- **Data under study**:
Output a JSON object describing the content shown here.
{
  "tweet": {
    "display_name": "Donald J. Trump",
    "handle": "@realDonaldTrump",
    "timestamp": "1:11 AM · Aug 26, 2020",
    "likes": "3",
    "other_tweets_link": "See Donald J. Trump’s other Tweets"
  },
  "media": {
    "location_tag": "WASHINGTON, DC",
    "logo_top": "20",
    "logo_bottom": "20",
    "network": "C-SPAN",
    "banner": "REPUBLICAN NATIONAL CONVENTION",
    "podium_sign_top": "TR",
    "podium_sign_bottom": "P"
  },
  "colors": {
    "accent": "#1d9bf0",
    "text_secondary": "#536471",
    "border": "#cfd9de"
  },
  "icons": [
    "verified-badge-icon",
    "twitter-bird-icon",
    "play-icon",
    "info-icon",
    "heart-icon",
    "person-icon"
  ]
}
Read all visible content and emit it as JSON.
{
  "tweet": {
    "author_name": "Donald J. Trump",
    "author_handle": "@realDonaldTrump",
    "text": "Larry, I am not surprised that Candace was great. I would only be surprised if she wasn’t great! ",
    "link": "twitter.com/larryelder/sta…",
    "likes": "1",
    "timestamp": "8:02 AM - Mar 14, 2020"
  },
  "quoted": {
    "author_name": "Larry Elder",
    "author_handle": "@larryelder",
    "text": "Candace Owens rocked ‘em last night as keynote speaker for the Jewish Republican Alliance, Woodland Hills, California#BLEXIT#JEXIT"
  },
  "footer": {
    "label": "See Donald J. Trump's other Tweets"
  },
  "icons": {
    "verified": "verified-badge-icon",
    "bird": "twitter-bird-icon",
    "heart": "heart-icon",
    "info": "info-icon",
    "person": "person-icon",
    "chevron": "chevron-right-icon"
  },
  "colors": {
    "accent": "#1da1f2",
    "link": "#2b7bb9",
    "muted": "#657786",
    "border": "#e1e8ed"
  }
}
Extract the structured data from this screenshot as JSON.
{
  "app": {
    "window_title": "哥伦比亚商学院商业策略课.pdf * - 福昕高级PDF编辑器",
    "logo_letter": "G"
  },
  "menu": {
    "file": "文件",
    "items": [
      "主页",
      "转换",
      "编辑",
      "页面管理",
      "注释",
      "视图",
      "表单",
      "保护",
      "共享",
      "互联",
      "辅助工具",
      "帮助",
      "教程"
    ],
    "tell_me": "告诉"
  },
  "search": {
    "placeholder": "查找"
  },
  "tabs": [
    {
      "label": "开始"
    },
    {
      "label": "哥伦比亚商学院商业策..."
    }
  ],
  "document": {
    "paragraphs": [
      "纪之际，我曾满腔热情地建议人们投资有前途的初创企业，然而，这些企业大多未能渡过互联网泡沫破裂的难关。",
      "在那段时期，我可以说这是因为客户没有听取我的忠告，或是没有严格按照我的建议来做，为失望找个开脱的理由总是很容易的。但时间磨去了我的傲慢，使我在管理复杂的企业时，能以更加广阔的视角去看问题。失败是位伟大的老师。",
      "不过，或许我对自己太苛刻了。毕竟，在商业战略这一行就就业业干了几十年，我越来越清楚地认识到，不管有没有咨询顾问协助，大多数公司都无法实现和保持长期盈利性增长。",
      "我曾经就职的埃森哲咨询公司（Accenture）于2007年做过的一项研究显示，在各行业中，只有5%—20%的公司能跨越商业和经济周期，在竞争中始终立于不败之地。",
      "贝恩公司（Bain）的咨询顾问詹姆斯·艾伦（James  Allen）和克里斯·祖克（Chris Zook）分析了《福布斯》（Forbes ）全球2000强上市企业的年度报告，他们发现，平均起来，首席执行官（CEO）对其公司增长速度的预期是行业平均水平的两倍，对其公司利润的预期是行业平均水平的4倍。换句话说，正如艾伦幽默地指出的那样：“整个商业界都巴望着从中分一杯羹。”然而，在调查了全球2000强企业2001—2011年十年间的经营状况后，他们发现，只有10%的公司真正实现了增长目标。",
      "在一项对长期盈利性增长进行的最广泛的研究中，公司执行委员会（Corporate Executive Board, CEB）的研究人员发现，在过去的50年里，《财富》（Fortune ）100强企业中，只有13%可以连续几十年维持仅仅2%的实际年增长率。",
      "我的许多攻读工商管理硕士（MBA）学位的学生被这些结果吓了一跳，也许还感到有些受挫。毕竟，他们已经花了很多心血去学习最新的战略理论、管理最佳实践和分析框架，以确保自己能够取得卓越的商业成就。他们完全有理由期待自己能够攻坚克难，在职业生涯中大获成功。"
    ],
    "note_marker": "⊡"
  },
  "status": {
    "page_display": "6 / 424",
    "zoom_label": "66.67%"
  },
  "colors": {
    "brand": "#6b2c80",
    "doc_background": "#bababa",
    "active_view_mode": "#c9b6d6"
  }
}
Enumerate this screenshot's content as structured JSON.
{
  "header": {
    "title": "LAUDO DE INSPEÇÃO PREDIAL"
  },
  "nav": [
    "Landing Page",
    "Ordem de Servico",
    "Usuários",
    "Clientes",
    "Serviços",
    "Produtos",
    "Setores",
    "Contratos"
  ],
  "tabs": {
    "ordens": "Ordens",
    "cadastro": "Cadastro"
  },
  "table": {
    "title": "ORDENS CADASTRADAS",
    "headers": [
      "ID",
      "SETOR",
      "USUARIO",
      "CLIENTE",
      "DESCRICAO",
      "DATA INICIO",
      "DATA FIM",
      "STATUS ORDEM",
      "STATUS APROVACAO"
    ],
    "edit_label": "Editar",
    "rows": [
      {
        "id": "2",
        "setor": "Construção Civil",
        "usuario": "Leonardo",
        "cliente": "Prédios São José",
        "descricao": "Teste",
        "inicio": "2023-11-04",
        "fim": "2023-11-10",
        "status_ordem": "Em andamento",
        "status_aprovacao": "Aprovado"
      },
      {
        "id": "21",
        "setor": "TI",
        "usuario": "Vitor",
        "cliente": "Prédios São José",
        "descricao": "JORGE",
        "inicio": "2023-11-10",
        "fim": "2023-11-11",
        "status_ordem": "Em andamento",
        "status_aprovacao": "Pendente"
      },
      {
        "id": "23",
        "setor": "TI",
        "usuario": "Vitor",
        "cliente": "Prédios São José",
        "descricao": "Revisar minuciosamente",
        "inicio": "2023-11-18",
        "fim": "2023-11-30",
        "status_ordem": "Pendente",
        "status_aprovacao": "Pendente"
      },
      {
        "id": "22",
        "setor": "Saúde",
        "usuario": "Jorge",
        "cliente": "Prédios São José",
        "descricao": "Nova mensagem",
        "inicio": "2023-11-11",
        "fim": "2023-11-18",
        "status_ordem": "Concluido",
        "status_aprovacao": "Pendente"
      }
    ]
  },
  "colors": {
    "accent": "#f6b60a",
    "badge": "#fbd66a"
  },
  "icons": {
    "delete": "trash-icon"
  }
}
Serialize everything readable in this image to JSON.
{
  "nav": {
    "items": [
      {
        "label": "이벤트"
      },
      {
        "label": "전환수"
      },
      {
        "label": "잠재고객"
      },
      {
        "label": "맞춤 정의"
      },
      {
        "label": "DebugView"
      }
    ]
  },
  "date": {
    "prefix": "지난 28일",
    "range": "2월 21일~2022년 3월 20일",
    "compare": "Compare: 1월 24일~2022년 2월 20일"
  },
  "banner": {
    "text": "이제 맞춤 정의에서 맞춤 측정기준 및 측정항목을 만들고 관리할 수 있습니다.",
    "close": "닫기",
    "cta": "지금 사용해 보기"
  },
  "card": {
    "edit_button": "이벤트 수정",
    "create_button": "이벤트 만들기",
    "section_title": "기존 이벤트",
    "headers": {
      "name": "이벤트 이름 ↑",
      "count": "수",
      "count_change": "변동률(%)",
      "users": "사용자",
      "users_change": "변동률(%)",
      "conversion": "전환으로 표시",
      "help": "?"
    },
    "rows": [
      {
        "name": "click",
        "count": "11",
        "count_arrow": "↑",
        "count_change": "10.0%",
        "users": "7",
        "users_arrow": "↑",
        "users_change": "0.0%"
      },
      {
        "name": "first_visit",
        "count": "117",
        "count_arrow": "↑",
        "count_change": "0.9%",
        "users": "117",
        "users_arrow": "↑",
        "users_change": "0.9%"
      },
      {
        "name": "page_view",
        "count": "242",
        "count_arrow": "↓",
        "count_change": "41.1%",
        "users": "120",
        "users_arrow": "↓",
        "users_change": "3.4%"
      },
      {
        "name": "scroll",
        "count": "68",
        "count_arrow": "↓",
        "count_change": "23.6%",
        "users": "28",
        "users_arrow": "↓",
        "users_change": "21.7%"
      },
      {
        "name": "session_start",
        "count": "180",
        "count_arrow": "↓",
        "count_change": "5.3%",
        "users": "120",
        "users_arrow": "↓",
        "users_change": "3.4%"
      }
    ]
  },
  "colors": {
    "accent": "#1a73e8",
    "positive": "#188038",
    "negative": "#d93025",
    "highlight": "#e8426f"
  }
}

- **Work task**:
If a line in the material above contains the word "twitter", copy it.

- **Exercise response**:
    "twitter-bird-icon",
    "link": "twitter.com/larryelder/sta…",
    "bird": "twitter-bird-icon",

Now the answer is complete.